Last week I paid about $20 to fill up my Prius. The last time I remember a similar experience was in the late nineties. Lower oil prices certainly ease pressure on our wallets, but are they ultimately good or bad for the economy? It's complicated.

When consumers save money on energy, they should spend more money elsewhere, so there's a ripple out effect that boosts the economy over time. How big a boost is up for debate, but some analysts predict the figure to be as high as $400 billion. Meanwhile, the dollar is strong and businesses that benefit will add jobs spurring growth. Just last month, the U.S. economy added 257,000 jobs. So far, so good.

But it's not quite so simple. Cuts in the energy sector also come at a cost--estimated to be as much as $150 billion. On top of that, what do falling oil prices really indicate? Should we be worried about the global economy? Think big picture.

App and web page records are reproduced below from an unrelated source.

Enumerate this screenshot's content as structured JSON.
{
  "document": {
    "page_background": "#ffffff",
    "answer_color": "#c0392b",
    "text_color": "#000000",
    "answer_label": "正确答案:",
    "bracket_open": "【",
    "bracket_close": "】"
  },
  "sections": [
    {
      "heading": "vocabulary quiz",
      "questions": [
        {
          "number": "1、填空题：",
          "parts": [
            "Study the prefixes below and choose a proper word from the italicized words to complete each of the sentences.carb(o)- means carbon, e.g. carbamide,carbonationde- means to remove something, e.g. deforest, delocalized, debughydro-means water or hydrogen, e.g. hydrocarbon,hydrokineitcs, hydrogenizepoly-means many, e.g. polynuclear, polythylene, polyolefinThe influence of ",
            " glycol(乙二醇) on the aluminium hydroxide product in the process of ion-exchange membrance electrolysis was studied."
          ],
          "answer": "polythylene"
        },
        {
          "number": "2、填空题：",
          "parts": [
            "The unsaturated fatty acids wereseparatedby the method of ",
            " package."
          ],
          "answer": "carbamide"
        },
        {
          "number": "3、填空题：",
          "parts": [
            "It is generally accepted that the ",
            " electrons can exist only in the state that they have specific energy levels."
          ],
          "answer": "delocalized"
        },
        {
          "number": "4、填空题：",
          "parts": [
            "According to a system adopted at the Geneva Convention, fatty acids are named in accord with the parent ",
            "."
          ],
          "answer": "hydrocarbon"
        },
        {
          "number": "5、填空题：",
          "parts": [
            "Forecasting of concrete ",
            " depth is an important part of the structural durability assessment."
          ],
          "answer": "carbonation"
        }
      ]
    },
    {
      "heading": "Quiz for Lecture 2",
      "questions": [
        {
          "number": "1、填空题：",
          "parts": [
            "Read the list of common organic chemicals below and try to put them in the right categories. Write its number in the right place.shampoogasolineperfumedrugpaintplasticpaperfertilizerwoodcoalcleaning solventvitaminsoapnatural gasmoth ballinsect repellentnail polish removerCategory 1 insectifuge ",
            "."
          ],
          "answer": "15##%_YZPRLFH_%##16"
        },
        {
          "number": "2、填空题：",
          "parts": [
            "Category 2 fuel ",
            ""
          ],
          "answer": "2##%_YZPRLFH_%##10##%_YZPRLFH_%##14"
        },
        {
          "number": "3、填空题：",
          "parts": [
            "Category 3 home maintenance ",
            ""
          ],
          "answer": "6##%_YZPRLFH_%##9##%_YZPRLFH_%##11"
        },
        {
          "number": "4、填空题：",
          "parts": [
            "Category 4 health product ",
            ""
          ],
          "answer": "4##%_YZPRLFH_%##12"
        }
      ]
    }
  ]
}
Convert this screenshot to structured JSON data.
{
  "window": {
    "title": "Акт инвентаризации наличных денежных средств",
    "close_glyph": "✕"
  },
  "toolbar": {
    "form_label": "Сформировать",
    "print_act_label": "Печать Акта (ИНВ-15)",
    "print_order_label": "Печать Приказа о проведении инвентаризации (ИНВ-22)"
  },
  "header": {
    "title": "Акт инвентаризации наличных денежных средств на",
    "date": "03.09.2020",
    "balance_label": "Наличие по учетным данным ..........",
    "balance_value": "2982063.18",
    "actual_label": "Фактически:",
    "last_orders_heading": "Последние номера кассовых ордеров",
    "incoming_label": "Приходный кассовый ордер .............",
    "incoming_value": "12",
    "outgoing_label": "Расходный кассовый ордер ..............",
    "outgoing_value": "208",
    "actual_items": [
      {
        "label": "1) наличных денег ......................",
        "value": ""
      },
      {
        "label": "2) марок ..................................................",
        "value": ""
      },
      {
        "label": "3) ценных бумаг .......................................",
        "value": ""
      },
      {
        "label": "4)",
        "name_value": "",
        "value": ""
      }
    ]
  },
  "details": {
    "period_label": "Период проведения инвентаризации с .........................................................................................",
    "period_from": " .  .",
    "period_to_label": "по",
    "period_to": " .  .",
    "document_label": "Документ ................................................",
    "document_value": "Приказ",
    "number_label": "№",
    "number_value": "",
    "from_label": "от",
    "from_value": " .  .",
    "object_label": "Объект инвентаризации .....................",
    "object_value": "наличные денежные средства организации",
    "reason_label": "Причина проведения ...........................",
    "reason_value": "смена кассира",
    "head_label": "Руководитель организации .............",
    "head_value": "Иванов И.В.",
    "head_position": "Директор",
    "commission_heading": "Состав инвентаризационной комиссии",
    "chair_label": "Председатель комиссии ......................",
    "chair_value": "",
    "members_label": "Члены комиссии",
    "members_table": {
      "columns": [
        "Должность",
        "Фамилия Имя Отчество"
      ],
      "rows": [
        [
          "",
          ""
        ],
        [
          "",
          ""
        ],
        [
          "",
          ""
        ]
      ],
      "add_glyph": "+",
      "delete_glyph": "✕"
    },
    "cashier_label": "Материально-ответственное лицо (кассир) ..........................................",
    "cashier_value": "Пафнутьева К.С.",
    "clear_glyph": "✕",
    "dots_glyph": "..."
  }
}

Add to this how cheap oil may impact incentives for the development of alternatives like solar and wind. Or the effects on the expansion of hydraulic fracturing. And we have already seen a fair amount of rekindled interest in large SUVs. So surely there are longer term economic and environmental impacts of falling prices.

Inexpensive gas feel great at the pump, but it's part of a much more complex conversation. We'll see how this unfolds in the months to come...